§ **Exercise instructions**
Output the data below in full, character for character.

++++ Material provided

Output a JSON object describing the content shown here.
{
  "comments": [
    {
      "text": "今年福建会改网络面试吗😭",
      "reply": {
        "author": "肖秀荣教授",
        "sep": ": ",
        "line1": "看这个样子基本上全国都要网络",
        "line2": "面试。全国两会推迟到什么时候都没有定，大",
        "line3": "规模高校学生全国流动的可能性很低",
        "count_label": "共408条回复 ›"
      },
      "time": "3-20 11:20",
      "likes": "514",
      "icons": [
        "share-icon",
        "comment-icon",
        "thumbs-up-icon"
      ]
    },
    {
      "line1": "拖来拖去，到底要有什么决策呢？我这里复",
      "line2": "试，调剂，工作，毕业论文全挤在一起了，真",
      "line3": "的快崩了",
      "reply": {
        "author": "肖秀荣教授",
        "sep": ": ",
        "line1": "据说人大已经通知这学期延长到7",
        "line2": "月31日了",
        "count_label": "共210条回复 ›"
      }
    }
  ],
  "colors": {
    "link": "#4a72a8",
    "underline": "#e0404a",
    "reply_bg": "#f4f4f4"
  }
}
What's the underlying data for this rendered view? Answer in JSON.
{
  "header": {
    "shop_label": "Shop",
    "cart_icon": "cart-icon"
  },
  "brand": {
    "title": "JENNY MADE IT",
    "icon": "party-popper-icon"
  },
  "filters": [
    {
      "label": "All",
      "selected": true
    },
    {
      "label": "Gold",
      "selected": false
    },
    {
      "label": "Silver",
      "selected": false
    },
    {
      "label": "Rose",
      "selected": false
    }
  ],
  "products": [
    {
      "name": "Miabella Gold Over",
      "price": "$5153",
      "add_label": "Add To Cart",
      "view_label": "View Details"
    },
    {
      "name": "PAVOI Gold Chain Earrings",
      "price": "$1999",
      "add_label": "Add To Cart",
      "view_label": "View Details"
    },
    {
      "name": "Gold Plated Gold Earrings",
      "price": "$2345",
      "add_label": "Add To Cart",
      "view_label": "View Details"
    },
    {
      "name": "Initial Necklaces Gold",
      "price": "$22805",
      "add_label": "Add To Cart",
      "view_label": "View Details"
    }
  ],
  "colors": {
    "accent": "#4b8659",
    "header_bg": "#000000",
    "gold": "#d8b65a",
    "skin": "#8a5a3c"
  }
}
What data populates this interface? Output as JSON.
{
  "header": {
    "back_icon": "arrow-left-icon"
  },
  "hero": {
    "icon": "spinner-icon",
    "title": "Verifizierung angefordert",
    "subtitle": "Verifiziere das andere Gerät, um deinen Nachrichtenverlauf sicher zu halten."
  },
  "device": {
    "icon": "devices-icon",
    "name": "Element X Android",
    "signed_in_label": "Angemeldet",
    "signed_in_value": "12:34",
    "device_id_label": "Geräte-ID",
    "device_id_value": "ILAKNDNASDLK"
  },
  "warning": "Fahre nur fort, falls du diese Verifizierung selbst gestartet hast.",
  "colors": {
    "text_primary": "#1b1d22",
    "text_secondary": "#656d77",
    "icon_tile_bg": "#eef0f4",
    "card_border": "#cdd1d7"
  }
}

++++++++

§ **Written answer**
Output a JSON object describing the content shown here.
{
  "comments": [
    {
      "text": "今年福建会改网络面试吗😭",
      "reply": {
        "author": "肖秀荣教授",
        "sep": ": ",
        "line1": "看这个样子基本上全国都要网络",
        "line2": "面试。全国两会推迟到什么时候都没有定，大",
        "line3": "规模高校学生全国流动的可能性很低",
        "count_label": "共408条回复 ›"
      },
      "time": "3-20 11:20",
      "likes": "514",
      "icons": [
        "share-icon",
        "comment-icon",
        "thumbs-up-icon"
      ]
    },
    {
      "line1": "拖来拖去，到底要有什么决策呢？我这里复",
      "line2": "试，调剂，工作，毕业论文全挤在一起了，真",
      "line3": "的快崩了",
      "reply": {
        "author": "肖秀荣教授",
        "sep": ": ",
        "line1": "据说人大已经通知这学期延长到7",
        "line2": "月31日了",
        "count_label": "共210条回复 ›"
      }
    }
  ],
  "colors": {
    "link": "#4a72a8",
    "underline": "#e0404a",
    "reply_bg": "#f4f4f4"
  }
}
What's the underlying data for this rendered view? Answer in JSON.
{
  "header": {
    "shop_label": "Shop",
    "cart_icon": "cart-icon"
  },
  "brand": {
    "title": "JENNY MADE IT",
    "icon": "party-popper-icon"
  },
  "filters": [
    {
      "label": "All",
      "selected": true
    },
    {
      "label": "Gold",
      "selected": false
    },
    {
      "label": "Silver",
      "selected": false
    },
    {
      "label": "Rose",
      "selected": false
    }
  ],
  "products": [
    {
      "name": "Miabella Gold Over",
      "price": "$5153",
      "add_label": "Add To Cart",
      "view_label": "View Details"
    },
    {
      "name": "PAVOI Gold Chain Earrings",
      "price": "$1999",
      "add_label": "Add To Cart",
      "view_label": "View Details"
    },
    {
      "name": "Gold Plated Gold Earrings",
      "price": "$2345",
      "add_label": "Add To Cart",
      "view_label": "View Details"
    },
    {
      "name": "Initial Necklaces Gold",
      "price": "$22805",
      "add_label": "Add To Cart",
      "view_label": "View Details"
    }
  ],
  "colors": {
    "accent": "#4b8659",
    "header_bg": "#000000",
    "gold": "#d8b65a",
    "skin": "#8a5a3c"
  }
}
What data populates this interface? Output as JSON.
{
  "header": {
    "back_icon": "arrow-left-icon"
  },
  "hero": {
    "icon": "spinner-icon",
    "title": "Verifizierung angefordert",
    "subtitle": "Verifiziere das andere Gerät, um deinen Nachrichtenverlauf sicher zu halten."
  },
  "device": {
    "icon": "devices-icon",
    "name": "Element X Android",
    "signed_in_label": "Angemeldet",
    "signed_in_value": "12:34",
    "device_id_label": "Geräte-ID",
    "device_id_value": "ILAKNDNASDLK"
  },
  "warning": "Fahre nur fort, falls du diese Verifizierung selbst gestartet hast.",
  "colors": {
    "text_primary": "#1b1d22",
    "text_secondary": "#656d77",
    "icon_tile_bg": "#eef0f4",
    "card_border": "#cdd1d7"
  }
}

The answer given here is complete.